Good morning, Scott.

SIMON: Did Director Goss jump? Was he pushed, or did he jump?

KELLY: What I hear is that he was pushed. Goss was unpopular to the point that it may have become clear he could no longer run the CIA. Under his tenure you saw dozens of very experienced CIA officers walking out, resigning early. And Goss' supporters said this is a much-needed shakeup, we need to see this change. But I think the hope was that there would be a shakeup and then that there would be a period of rebuilding, of strengthening the agency, and that rebuilding period never seems to have arrived. Instead, the resignations have continued. I was speaking with several people who have just recently left the agency who tell me morale is worse than ever, and in their view the CIA is probably weaker today than when Goss arrived back in 2004.

SIMON: And at the same time help us understand, because there was the perception obviously that sometimes the CIA, or mid-level officers in the CIA, were at odds with the Administration or the Defense Department. Did this make for a particularly unharmonious working group?

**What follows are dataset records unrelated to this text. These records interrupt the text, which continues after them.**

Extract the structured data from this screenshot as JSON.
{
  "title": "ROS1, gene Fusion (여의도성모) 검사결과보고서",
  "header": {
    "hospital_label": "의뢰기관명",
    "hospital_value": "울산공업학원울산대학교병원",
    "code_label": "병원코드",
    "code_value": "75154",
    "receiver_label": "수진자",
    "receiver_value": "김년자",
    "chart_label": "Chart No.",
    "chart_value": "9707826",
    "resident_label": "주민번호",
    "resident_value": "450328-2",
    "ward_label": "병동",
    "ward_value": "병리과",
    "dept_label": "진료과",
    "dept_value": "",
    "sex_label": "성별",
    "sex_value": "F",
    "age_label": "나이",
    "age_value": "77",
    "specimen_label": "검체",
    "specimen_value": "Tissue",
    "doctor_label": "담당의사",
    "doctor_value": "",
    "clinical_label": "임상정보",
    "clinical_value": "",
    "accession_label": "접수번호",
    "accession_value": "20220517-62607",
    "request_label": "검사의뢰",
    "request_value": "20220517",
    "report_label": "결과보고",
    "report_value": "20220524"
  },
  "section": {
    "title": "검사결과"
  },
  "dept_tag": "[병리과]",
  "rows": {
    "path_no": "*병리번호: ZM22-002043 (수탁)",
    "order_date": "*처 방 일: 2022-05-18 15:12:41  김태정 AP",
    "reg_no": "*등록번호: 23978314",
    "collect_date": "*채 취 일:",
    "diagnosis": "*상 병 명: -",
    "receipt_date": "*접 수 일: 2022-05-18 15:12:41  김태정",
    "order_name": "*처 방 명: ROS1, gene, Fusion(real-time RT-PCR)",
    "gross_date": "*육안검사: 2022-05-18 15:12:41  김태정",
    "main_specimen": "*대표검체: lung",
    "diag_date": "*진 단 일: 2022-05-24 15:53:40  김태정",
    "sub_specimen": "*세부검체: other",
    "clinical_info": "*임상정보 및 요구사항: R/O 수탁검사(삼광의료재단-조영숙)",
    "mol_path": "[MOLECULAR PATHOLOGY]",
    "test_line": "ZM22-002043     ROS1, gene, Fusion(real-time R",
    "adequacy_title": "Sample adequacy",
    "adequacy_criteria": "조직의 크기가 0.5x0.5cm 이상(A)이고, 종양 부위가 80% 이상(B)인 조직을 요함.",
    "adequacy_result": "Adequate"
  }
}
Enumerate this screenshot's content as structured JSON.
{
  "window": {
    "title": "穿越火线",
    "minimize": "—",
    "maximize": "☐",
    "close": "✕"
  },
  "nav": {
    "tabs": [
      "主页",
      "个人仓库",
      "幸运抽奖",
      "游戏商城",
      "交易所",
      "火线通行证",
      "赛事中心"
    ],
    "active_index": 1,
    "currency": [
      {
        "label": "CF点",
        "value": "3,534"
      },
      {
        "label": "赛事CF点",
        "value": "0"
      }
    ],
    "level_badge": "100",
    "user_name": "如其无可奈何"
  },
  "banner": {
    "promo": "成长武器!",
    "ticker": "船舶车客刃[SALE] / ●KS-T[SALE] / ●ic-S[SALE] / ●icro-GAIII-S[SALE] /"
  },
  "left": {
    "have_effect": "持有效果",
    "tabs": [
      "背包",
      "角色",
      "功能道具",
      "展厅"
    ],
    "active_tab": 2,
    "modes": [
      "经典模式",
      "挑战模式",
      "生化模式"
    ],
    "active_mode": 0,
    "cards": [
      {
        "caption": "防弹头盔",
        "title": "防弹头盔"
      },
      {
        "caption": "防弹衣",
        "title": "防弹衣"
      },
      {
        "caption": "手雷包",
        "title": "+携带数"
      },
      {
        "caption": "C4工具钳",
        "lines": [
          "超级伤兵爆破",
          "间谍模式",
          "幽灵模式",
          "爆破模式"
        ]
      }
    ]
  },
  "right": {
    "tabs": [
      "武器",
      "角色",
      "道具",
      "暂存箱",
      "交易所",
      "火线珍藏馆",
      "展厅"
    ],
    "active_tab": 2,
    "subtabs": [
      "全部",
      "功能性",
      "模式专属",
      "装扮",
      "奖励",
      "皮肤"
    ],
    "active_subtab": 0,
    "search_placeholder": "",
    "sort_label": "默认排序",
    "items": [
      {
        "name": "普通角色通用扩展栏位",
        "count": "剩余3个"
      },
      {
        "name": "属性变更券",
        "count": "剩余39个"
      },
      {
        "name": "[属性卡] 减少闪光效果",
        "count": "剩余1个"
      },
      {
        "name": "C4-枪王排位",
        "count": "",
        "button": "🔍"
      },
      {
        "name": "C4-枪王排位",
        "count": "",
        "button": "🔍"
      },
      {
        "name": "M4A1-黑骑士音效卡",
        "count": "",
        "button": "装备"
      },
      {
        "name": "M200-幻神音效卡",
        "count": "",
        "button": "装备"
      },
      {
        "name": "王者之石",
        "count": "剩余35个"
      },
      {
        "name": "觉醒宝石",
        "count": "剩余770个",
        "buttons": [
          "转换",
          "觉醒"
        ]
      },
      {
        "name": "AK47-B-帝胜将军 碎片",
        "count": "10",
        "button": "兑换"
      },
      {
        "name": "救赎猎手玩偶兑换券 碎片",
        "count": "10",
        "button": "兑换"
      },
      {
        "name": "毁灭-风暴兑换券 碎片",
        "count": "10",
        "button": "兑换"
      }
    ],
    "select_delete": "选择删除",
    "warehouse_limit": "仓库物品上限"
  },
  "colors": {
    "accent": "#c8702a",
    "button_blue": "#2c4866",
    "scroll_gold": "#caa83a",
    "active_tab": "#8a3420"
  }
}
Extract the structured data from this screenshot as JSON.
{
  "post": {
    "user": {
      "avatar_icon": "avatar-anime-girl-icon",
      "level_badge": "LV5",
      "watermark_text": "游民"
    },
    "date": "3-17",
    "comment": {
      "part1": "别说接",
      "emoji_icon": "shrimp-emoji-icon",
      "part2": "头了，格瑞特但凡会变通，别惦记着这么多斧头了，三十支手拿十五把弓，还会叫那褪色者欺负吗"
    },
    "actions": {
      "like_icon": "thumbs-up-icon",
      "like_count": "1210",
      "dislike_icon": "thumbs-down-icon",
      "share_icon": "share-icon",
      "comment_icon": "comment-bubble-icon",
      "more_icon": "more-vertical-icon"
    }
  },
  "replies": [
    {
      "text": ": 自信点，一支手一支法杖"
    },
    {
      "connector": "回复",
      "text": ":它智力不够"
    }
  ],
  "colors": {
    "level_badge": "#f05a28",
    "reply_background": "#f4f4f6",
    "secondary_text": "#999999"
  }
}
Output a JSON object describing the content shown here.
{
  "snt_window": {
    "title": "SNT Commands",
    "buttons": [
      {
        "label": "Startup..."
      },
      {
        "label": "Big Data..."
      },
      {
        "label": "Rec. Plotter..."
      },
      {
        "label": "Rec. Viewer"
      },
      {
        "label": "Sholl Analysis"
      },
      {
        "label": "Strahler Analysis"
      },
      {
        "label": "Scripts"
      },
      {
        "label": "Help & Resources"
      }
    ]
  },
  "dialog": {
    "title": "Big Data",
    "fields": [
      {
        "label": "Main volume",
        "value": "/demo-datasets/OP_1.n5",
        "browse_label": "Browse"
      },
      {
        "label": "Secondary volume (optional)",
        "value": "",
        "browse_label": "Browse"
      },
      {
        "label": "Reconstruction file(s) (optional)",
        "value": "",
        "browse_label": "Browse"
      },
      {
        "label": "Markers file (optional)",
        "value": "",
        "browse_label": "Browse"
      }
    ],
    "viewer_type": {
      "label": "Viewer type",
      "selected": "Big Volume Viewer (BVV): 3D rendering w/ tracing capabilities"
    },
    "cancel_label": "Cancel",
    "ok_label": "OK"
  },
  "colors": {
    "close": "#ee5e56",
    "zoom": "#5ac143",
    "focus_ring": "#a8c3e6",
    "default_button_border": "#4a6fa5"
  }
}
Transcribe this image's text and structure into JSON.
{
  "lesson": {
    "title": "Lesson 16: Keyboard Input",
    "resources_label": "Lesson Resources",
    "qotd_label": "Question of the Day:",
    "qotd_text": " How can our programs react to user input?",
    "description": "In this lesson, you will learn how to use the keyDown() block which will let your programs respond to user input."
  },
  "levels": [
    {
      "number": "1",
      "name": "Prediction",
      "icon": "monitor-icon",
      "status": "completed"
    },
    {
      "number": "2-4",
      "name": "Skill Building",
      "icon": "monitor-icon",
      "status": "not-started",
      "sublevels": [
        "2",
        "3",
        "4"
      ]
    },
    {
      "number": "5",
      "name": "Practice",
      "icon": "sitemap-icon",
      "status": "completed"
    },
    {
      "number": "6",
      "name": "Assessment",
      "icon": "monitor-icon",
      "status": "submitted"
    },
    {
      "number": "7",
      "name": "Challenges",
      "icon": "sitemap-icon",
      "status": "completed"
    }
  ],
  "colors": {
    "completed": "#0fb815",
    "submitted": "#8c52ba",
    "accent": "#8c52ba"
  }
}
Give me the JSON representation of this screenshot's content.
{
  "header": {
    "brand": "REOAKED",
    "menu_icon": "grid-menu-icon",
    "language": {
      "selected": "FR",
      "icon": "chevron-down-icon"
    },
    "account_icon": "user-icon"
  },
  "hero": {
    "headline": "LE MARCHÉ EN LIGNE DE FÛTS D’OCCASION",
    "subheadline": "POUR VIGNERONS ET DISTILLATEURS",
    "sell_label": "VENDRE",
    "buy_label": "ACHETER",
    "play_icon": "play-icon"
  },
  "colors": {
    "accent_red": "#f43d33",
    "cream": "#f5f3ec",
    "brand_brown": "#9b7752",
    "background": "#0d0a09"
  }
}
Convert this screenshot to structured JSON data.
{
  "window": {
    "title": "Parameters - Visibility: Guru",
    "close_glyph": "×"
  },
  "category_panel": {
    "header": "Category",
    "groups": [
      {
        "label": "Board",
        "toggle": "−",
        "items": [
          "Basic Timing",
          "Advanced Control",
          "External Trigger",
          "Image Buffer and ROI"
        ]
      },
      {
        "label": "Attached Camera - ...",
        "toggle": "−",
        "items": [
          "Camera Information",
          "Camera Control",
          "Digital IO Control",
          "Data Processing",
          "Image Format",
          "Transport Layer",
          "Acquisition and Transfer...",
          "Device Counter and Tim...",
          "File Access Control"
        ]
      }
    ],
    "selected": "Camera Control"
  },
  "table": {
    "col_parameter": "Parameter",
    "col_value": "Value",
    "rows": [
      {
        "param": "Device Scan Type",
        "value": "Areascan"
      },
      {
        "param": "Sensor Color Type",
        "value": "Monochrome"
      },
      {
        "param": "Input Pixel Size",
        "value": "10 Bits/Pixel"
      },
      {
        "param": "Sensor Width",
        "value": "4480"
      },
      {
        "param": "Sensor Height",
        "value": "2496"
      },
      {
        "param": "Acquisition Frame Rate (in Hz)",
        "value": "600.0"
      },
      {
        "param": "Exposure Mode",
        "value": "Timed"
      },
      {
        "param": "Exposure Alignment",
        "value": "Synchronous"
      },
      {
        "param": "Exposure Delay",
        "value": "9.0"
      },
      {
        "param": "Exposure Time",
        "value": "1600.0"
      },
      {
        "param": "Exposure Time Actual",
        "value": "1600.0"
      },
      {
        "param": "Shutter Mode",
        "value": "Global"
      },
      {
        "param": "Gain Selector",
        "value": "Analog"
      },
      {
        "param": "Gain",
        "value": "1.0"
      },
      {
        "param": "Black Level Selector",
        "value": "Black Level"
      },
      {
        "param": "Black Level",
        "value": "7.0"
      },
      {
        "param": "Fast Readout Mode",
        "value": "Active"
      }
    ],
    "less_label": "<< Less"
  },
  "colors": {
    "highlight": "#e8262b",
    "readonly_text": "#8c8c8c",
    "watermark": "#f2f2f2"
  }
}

KELLY: I think, you know, certainly the President and his advisers had made clear they wanted to see change at the CIA, that they did feel that there was an unhealthy political atmosphere that had taken root there, and they thought it was a dysfunctional agency and it needed fixing. But I think the sense that has emerged over the past year or so is that that change was handled very badly. I'm told for example that the PFIAB, this is the President's Foreign Intelligence Advisory Board, it serves as a kind of think tank to him on intelligence issues, they have invited in a parade of CIA veterans in the last few weeks and the unanimous report from these CIA officers was, the agency is a God-awful mess and you need to do something about it. So I think that advice would have been getting reported up to the President, and the announcement yesterday may have been the result.

SIMON: And General Hayden, what do we know about him?

KELLY: Well, he would be a very qualified candidate to run the CIA. He is, as you said, John Negroponte's deputy right now. Before that, he ran the National Security Agency. So he would bring to the job very strong management experience, certainly very strong intelligence experience. He was deeply respected at the NSA, despite presiding over tremendous change there. And I've met and interviewed him several times. He is a very likeable guy.

SIMON: Yeah. But can you anticipate the reaction at the CIA?

KELLY: Well, you know, I think that he will be a popular candidate. You know, there are two perhaps potential issues. One is, this will leave Negroponte with big shoes to fill. By all accounts, Hayden has really run things on a day-to-day basis for Mr. Negroponte, so you're potentially seeing disruption both at the CIA and the DNA. The other thing is, Hayden ran the NSA when it began the controversial domestic spying program, so in his confirmation hearings Hayden might come in for some tough questions.

SIMON: NPR's Mary Louise Kelly, thanks very much.

KELLY: You're welcome, Scott.

Copyright © 2006 NPR. All rights reserved. No quotes from the materials contained herein may be used in any media without attribution to NPR. This transcript is provided for personal, noncommercial use only, pursuant to our Terms of Use. Any other use requires NPR's prior permission. Visit our permissions page for further information.

NPR transcripts are created on a rush deadline by a contractor for NPR, and accuracy and availability may vary. This text may not be in its final form and may be updated or revised in the future. Please be aware that the authoritative record of NPR's programming is the audio.



Please keep your community civil. All comments must follow the NPR.org Community rules and terms of use, and will be moderated prior to posting. NPR reserves the right to use the comments we receive, in whole or in part, and to use the commenter's name and location, in any medium. See also the Terms of Use, Privacy Policy and Community FAQ.